EXERCISE OBJECTIVE
For the listing below, work out the number of lines that hold "this" and return that number alone.

GIVEN RECORDS
BEGIN

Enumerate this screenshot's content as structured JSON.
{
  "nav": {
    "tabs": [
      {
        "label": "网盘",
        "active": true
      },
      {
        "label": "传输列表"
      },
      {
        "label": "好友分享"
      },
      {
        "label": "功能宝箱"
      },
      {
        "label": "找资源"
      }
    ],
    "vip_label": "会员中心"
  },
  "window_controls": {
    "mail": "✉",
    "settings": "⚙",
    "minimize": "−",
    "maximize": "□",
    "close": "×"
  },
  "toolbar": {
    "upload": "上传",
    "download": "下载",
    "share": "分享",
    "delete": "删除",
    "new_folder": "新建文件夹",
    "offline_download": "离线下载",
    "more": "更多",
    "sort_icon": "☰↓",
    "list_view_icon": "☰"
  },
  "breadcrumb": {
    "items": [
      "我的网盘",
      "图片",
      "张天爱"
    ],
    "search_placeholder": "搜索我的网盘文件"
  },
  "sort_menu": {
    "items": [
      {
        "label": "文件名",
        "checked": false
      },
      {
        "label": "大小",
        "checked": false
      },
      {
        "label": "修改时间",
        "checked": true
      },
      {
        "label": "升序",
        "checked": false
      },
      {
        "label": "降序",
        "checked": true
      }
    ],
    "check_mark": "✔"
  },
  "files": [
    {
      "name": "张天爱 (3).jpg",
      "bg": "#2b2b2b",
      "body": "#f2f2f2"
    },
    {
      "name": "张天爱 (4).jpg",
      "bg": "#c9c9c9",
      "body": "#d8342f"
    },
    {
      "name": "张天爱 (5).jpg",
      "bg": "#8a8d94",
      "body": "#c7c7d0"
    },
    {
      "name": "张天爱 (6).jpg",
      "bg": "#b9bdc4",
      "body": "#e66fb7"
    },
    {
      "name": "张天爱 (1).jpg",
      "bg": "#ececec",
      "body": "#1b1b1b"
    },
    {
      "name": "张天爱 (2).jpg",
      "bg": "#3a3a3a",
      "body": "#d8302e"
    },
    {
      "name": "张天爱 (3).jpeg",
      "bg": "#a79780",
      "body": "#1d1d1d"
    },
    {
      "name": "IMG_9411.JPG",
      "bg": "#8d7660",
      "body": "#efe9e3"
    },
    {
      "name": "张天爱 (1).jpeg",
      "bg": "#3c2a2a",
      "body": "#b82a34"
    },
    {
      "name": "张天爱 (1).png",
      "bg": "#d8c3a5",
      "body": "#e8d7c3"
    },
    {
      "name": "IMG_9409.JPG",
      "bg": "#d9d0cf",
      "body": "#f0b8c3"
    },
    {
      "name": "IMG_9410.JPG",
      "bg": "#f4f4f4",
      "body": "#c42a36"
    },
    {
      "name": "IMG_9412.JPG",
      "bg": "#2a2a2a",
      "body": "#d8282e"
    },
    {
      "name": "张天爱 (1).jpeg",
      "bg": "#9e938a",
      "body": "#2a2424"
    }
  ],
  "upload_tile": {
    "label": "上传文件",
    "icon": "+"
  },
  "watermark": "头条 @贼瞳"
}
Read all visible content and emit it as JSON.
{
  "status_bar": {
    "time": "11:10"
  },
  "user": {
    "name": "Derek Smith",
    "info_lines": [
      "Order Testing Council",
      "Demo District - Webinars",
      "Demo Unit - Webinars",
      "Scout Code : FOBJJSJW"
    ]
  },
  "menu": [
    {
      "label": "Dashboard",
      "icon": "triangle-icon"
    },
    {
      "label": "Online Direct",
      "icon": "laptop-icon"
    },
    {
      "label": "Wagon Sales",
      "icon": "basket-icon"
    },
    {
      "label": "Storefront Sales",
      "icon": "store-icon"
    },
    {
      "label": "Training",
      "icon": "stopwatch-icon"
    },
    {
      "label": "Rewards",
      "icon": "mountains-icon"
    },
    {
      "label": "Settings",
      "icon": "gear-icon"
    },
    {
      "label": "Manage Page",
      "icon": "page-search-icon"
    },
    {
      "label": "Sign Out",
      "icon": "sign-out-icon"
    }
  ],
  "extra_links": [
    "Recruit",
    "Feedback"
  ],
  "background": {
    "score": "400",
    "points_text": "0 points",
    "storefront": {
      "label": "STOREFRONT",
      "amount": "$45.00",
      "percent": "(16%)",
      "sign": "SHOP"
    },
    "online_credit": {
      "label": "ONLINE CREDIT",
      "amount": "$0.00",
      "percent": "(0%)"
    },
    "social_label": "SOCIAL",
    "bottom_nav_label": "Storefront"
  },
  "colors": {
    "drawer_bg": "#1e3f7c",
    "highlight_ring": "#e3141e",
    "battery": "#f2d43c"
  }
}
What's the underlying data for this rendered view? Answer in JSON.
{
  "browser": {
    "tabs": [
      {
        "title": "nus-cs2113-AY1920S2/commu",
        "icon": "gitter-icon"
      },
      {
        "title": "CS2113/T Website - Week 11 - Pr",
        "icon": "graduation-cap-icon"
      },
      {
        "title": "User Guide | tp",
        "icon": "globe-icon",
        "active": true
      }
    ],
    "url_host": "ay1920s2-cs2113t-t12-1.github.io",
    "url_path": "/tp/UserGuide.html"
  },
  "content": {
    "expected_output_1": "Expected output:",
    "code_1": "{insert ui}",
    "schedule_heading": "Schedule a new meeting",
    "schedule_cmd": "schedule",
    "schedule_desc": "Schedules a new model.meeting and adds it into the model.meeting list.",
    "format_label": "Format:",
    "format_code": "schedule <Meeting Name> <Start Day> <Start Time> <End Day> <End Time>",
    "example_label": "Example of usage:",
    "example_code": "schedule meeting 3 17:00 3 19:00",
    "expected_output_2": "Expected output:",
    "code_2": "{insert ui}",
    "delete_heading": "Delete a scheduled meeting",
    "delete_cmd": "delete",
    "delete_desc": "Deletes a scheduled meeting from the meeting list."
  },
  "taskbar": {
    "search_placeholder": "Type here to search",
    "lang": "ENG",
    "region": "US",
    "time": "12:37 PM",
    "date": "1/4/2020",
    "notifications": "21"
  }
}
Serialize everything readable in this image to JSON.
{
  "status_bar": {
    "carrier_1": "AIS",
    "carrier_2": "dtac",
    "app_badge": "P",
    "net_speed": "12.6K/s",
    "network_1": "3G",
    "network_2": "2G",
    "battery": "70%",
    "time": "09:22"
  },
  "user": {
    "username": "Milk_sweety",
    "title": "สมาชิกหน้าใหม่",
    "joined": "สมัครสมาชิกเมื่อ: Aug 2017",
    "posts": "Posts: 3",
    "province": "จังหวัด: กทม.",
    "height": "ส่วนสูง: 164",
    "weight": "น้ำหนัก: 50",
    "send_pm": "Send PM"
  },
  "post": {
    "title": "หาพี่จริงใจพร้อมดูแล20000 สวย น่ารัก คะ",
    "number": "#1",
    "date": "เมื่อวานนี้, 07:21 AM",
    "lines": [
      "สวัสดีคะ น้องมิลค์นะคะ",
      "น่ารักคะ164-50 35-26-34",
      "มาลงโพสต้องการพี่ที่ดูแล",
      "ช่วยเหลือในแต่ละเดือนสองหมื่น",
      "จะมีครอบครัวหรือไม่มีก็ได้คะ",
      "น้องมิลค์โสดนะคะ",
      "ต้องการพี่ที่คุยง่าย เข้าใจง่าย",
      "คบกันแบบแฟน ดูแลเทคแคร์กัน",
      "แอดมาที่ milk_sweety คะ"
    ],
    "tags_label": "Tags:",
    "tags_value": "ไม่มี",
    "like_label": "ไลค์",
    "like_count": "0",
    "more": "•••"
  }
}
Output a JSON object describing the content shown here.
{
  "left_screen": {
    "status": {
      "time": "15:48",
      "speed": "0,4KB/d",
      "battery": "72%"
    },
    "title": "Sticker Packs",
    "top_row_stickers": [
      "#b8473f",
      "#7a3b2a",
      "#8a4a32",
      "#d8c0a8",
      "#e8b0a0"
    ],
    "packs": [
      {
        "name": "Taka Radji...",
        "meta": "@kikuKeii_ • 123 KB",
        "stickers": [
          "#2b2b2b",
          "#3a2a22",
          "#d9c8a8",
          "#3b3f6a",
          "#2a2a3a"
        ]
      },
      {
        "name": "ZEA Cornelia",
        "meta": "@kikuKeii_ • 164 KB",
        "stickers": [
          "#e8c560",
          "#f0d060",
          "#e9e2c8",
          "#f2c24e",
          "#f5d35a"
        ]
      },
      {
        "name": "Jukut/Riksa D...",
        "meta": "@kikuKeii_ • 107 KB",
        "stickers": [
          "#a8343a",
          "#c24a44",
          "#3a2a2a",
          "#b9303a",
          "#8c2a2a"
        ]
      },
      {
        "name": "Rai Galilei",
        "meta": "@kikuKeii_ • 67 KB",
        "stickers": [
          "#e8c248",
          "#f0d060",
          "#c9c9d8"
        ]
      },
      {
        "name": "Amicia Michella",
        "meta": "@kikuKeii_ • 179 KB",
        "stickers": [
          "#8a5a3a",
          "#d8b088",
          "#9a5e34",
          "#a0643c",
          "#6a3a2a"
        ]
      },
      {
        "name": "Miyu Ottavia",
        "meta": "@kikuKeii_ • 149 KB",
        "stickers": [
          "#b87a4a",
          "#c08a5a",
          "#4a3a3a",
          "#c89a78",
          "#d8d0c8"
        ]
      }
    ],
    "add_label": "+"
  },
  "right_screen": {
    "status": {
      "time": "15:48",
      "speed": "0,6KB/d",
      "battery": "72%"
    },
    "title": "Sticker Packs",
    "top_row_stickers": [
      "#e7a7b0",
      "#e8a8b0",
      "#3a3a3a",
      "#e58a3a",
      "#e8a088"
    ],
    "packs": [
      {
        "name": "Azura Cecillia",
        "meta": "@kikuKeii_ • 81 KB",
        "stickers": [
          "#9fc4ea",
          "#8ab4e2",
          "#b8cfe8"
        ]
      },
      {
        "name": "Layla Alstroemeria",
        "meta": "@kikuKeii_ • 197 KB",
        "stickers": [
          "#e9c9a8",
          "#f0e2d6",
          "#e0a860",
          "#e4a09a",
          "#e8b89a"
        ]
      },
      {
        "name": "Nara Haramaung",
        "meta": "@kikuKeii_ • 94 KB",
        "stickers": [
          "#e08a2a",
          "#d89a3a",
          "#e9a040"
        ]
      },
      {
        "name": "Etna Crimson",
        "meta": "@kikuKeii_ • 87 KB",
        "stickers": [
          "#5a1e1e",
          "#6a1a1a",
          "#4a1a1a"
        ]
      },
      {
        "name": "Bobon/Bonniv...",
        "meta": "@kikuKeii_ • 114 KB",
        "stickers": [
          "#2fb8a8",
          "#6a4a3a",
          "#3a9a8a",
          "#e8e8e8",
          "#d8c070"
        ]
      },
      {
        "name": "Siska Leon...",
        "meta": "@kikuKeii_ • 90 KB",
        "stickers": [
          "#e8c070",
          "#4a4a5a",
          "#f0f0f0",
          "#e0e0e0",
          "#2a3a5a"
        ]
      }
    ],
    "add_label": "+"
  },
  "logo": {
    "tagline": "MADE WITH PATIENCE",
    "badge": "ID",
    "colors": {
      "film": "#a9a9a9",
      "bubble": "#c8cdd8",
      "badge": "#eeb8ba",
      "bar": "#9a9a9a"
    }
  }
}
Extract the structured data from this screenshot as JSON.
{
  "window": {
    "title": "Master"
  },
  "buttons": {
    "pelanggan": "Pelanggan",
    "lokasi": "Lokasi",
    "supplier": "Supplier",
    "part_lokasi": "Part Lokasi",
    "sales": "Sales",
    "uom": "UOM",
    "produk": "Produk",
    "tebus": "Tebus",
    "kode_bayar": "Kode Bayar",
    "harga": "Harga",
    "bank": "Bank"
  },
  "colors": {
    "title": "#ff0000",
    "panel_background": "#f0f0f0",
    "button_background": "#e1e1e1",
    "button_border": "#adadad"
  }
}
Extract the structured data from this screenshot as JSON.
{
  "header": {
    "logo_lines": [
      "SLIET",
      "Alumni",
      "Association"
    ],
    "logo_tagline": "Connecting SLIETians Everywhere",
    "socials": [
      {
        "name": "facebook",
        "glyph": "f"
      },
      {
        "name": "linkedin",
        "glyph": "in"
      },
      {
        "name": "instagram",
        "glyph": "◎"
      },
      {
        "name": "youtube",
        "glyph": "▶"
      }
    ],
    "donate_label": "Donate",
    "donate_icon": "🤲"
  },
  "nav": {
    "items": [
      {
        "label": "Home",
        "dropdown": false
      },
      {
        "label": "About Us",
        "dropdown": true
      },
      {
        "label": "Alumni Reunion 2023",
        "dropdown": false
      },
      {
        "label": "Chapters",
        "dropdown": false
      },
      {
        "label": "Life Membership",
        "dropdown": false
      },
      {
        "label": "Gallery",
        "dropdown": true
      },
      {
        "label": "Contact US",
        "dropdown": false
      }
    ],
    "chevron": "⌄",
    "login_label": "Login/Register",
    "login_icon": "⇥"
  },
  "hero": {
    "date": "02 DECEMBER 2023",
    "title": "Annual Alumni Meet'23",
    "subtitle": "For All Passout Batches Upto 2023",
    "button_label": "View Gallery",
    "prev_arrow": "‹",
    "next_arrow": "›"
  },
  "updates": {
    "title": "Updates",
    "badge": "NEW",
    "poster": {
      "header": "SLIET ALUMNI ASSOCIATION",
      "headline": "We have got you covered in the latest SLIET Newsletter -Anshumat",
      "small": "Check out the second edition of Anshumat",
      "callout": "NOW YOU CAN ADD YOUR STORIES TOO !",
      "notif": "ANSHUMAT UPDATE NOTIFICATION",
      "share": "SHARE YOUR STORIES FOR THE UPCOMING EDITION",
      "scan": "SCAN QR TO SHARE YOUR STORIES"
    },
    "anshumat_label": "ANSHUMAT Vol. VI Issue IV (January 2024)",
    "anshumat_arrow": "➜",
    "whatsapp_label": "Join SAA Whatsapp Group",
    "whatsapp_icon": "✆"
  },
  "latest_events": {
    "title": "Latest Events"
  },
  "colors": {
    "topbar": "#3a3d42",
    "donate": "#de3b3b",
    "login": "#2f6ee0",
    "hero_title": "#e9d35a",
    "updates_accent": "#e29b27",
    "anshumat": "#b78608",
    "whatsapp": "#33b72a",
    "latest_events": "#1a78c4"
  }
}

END

RESPONSE TO THE EXERCISE
5